11-25-2007, 10:38 AM
I am planning to drive home to Pennsylvania from Idaho about two weeks before Christmas. I've made this trip several times before on I80 and I84. My concern is the weather in mid December. I'm traveling with my 2 year old in my small SUV towing a small uhaul trailer. I'm looking for any advice I can get as far as the best route, alternative routes if there is bad weather, should I stick with the tried and true or is there a better option that would be best no matter what the weather? I am not really on a time restriction, just want to be home before Christmas. I'd appreciate any advice. Thanks.
11-25-2007, 11:06 AM
Welcome to the RTA Forum!
Any cross country route, from I-10 to I-94 can see winter weather in Mid-December, but I-80 is probably the single best one in a very general sense. It has a relatively small change in elevation, and when it does get snow, the snow removal teams in Wyoming, Nebraska, etc are very well equipt to deal with the conditions.
That doesn't mean that you can't see a good storm that will shut down the freeway for a time, however those delays are typically limited to only a day or two in even the worst storms.
If there is bad weather when you are about to head out on your trip, I'd be looking at I-90 or I-94 as your best detour options.
11-25-2007, 11:56 AM
As Michael has pointed out, it is quite possible for any transcontinental route to experience significant adverse weather in the winter.

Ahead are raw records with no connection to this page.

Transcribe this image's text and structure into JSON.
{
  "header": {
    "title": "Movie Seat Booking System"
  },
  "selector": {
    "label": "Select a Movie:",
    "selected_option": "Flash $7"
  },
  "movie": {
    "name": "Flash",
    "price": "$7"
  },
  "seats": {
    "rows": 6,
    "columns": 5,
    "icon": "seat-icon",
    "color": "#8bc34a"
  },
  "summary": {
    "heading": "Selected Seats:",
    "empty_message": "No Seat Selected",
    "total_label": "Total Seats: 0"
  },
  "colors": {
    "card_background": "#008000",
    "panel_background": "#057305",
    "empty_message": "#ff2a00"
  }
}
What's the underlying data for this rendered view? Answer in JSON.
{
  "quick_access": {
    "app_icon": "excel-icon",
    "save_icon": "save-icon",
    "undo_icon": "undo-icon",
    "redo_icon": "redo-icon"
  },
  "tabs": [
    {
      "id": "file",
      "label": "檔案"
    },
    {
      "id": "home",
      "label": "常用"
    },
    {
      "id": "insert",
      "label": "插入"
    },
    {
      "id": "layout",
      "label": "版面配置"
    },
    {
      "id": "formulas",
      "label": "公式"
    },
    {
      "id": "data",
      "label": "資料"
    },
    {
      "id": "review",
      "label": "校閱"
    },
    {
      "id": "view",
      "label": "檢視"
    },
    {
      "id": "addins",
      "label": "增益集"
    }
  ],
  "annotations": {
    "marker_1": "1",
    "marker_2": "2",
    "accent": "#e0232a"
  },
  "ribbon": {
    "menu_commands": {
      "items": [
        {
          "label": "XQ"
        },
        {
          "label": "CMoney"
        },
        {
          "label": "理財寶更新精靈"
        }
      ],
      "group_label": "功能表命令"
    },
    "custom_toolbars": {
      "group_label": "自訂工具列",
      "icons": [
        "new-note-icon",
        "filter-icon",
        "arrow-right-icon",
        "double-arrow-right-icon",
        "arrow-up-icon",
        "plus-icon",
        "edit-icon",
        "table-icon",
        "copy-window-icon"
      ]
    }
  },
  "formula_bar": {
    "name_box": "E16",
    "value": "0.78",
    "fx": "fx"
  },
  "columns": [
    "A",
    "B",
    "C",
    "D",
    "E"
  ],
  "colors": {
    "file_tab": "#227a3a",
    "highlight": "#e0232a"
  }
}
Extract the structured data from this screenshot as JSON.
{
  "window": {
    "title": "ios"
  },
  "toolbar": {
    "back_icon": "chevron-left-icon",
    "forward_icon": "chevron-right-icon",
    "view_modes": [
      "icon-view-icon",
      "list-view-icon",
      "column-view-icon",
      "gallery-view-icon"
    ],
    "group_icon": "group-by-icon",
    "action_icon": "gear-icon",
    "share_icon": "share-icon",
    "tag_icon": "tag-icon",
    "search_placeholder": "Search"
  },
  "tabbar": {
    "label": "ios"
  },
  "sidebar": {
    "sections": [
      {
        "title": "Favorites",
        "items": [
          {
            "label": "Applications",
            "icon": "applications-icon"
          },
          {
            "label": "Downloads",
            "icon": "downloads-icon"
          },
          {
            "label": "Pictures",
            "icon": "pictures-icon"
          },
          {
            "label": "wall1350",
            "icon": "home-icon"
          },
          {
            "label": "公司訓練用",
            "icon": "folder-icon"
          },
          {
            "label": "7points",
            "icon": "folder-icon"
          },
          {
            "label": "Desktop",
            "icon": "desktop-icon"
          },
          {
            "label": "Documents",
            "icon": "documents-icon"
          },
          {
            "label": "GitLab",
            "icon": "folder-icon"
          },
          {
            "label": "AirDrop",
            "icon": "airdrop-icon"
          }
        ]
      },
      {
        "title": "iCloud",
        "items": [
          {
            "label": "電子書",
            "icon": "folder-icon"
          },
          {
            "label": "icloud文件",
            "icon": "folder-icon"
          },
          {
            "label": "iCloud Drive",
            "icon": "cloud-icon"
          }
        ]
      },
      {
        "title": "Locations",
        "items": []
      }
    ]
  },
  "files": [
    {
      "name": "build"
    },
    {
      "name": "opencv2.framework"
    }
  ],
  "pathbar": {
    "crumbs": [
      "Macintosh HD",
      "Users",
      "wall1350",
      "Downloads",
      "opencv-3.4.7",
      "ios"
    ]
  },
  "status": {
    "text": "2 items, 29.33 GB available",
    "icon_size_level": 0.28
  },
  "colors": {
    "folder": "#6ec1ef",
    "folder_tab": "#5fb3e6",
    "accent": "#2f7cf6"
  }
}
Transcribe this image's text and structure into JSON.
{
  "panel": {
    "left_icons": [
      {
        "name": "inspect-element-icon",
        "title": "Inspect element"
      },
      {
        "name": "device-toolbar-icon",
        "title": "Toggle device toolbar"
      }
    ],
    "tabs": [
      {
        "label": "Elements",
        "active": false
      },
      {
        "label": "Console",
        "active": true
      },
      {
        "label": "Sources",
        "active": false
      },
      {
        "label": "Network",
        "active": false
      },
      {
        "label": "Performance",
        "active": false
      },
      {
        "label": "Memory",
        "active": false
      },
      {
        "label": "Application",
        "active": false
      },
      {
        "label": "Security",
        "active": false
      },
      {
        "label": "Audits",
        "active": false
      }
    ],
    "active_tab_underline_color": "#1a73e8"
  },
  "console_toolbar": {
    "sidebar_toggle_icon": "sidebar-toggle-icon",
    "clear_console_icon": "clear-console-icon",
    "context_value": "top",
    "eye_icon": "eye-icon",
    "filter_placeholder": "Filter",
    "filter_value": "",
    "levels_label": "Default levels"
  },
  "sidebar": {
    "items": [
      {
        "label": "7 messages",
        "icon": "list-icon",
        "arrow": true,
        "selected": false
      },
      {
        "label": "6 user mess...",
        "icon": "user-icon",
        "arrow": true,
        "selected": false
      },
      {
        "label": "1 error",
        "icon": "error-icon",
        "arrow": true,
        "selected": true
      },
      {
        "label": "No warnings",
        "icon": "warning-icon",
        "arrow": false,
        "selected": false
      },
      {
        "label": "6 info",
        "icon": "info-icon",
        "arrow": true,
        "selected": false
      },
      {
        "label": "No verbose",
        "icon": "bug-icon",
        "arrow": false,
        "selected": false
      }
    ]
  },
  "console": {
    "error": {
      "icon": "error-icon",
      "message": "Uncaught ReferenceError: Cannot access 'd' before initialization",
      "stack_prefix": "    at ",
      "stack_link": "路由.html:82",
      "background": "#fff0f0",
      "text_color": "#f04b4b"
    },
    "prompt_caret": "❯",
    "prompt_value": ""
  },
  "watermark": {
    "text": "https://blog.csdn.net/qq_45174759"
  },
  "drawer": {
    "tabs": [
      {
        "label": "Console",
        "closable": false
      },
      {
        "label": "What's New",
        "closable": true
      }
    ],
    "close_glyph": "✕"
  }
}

What would be extremely unusual is for three such routes, separated by several hundred miles, to all experience bad weather at the same time. Fortunately you are in almost the perfect position to take advantage of three such routes. As you and Michael note, I-80 is the most direct at 2250 miles. (I'm using Twin Falls and Scranton/Wilkes-Barre as my end points for mileage purposes.) But if that road is getting snow you can look either north to I-90 (2400 mi.) or south to I-70/I-64/I-81 (2525 mi.) without paying too great a premium on miles, time, or cost. With 300-350 miles separating the northernmost from the southernmost option, I'm sure you will find that one of those routes will work for you when the time comes. As always, your best bet when travelling in winter is to research your options before hand, and then be ready to alter your travel plans as need be. Once on the road, you should also keep these winter driving tips (http://www.roadtripamerica.com/travelplanning/Winter-Driving.htm) in mind.
11-25-2007, 12:17 PM
Thanks for the prompt and helpful responses, I already feel a little less apprehensive.